Still, the impetus isn’t only coming from Sofia. After being off the agenda while Brussels dealt with the migrant crisis and other pressing issues, enlargement has once again become a priority for the EU in general as politicians see the bloc will only benefit from political stability in the Balkans.

“Regional players like Russia, Turkey and Islamic State aim to spark conflicts on the Balkans — in this way they would also weaken Europe through the so-called spillover effect. For that reason, the initiative for inclusion of Western Balkans has been identified as priority not only by Bulgaria, but also by Germany — a country-leader and a motor of the alliance. Austria, which will take over the presidency after [Bulgaria], also considers the topic strategically important,” Cholakov said.

However, the six Western Balkan countries are at very different stages in the process of EU integration, with Serbia and Montenegro having the best chance to join sooner.

Albania needs to speed up its ongoing judicial reforms, while Macedonia has to resolve a long-running dispute with Greece over its name, which it shares with a northern Greek province, though there are signs a breakthrough could be imminent. Bosnia & Herzegovina and Kosovo are far from getting candidate status as the two countries still need to implement key reforms, and Kosovo is not recognised by five EU members.

In terms of its other priorities, when it comes to the EU’s stability, Bulgaria is hardly in a position to persuade the bloc that it can be a leader, considering its own problems with the lack of security on its border with Turkey.

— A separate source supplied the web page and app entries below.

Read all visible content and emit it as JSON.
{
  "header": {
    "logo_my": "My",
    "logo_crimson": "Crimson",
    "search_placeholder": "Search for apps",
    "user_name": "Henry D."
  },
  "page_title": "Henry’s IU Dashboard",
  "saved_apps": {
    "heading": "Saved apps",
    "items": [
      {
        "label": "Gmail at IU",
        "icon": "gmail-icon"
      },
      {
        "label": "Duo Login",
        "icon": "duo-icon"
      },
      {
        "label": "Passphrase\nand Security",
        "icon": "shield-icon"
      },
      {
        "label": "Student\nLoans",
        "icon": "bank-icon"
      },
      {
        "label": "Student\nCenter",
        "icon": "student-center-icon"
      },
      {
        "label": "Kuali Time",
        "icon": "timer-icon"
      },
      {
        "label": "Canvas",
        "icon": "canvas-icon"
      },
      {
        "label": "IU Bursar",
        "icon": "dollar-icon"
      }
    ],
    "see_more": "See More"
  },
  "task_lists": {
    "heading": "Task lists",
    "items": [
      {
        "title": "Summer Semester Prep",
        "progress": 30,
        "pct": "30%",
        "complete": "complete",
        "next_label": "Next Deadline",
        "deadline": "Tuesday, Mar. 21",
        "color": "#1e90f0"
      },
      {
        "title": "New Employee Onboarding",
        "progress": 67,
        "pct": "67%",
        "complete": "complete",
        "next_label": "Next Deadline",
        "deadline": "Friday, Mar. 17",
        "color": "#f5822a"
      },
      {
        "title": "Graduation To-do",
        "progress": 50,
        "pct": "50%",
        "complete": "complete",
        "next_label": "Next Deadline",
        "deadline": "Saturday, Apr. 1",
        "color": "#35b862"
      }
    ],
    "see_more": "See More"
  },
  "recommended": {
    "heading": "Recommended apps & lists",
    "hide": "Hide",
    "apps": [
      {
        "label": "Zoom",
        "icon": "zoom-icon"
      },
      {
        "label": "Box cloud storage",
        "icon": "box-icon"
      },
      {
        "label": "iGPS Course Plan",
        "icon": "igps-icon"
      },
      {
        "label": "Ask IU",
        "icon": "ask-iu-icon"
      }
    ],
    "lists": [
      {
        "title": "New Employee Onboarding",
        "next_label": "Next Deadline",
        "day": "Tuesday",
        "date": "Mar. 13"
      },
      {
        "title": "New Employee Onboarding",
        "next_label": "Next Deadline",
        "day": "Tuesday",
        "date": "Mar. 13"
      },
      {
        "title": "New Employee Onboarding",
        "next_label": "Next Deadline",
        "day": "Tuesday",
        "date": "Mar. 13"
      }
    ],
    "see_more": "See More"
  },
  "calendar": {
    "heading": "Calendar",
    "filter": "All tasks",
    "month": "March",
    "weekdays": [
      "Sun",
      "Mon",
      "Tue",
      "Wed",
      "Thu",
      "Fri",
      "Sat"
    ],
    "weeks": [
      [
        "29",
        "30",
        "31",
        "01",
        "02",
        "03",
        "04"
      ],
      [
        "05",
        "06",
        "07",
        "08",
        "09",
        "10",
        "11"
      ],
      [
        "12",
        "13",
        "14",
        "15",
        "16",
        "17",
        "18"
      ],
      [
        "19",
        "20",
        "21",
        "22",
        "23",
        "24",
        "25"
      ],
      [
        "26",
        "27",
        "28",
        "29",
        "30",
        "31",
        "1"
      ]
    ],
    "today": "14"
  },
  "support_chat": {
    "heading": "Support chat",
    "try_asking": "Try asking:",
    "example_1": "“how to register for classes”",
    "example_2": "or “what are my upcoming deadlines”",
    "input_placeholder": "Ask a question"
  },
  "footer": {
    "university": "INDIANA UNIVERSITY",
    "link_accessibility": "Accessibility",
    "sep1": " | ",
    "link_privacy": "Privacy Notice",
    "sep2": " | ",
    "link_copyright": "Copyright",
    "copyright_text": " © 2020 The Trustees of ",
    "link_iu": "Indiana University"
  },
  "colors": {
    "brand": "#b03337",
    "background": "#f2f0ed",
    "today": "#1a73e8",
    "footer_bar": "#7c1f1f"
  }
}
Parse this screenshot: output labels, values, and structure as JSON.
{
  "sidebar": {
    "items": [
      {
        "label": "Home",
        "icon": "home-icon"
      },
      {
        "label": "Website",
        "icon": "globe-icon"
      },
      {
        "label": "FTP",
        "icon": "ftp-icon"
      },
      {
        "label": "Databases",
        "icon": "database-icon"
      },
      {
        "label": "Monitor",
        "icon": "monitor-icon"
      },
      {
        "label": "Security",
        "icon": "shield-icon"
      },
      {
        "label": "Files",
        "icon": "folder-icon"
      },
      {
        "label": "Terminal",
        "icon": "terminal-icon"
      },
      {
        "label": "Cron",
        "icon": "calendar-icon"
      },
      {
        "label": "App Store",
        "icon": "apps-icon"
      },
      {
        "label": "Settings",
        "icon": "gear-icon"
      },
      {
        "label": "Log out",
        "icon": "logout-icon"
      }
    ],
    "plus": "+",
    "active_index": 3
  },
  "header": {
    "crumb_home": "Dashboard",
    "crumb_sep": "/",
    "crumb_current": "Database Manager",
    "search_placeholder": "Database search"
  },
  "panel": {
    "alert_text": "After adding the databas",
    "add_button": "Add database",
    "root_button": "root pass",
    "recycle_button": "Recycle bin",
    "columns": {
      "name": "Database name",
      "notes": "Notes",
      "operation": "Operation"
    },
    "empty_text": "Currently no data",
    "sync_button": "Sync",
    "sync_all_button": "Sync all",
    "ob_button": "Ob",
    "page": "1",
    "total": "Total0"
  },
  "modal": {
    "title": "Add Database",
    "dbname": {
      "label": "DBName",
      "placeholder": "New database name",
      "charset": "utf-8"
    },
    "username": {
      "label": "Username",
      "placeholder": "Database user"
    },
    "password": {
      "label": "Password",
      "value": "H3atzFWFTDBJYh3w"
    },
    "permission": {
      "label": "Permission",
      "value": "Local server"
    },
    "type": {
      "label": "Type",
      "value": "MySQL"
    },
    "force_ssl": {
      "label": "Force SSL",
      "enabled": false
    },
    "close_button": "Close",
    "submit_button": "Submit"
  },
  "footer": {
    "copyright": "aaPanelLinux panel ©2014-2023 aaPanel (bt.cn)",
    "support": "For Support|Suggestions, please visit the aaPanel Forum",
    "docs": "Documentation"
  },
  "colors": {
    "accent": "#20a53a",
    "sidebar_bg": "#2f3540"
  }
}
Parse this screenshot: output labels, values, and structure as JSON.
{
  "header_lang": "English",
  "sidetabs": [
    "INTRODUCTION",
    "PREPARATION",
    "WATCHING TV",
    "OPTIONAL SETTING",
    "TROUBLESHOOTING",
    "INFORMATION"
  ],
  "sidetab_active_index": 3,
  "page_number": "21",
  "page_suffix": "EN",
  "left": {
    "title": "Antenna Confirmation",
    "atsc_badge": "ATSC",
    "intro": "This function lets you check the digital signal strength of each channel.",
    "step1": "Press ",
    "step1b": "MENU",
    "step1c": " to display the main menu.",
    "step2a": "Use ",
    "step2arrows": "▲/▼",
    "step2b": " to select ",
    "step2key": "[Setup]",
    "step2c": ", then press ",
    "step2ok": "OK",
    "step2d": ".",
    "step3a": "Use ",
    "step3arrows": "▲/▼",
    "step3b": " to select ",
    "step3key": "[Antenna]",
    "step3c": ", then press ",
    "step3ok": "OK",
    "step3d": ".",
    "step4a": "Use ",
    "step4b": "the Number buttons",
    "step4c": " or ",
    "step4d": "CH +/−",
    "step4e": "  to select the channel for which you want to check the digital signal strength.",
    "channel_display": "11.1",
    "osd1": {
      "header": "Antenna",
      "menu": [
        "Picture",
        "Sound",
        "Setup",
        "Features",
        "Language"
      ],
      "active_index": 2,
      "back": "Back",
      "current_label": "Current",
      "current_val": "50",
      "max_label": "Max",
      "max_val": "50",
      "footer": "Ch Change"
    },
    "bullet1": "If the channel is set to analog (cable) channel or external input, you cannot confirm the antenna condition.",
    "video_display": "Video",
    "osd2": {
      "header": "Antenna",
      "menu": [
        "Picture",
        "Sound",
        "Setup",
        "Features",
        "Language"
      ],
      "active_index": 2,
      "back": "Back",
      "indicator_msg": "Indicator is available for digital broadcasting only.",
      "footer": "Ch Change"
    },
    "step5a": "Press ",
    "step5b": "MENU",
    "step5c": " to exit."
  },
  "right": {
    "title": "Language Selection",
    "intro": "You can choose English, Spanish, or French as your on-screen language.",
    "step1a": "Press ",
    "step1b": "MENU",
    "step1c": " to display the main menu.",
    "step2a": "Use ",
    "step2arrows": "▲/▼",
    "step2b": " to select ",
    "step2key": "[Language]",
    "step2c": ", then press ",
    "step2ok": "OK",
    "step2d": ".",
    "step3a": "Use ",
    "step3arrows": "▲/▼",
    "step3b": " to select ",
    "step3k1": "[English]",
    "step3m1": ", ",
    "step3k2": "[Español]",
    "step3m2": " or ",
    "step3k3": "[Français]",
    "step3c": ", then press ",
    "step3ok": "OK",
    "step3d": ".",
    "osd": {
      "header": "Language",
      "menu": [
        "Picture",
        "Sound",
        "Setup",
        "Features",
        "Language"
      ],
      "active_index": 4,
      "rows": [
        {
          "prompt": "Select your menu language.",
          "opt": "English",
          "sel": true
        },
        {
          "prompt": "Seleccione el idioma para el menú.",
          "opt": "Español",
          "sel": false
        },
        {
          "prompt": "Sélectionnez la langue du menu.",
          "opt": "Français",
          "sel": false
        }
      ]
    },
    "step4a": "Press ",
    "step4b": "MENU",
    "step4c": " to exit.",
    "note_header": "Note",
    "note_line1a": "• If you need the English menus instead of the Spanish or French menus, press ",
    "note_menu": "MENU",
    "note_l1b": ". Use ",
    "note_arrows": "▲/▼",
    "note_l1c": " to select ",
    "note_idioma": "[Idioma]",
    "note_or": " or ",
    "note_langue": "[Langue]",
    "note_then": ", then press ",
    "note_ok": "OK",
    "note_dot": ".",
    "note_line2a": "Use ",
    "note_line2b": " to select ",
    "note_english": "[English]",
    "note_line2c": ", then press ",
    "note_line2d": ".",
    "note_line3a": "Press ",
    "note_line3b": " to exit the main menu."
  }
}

In recent weeks, local journalist Elene Yoncheva of the opposition Bulgarian Socialist Party has made a series of videos showing big holes below the fence that is supposed to prevent illegal migration between Bulgaria and Turkey, as well as groups of migrants freely crossing the border. The government denied that the problem exists, but also said that will strengthen the border’s security.

“Adding to [the problems with the border with Turkey], the problems with the judiciary… and the level of corruption in the public sector (the highest in EU), we shall hardly persuade the other member-states that we can be a leader in this area,” Cholakov said.

In addition, in its latest Co-operation and Verification Mechanism (CVM) report issued in November, the European Commission once again criticised Bulgaria on the lack of progress in judicial reform and the fight against corruption. The country has failed to make significant progress in the past 10 years.

This will be the first time a country under the EU’s monitoring process will take over the chair of the union, although Bulgaria will be followed by Romania, which is also subject to the CVM monitoring, in the first half of 2019. 

High hopes

Despite the lack of serious influence Sofia is seen as having within the EU, political analysts expect the Bulgarian government led by Boyko Borissov will most likely attempt to indirectly lobby for the country’s inclusion in ERM2, and will use any positive outcome during the presidency for its own future benefit.

“Some politicians and ‘public figures’ describe the EU chairmanship as little children imagine their birthday, i.e. that all other children in their class, even the teachers, will have to give them gifts, that they should get the biggest piece of cake after blowing candles accompanied by loud applauses and singing ‘Happy birthday’. There is no such thing,” Cholakov said.

He added that the EU presidency cannot solve the main problems for Bulgaria to allow it to make progress on topics such as Schengen and membership in the eurozone; the role is mainly organisational rather than political.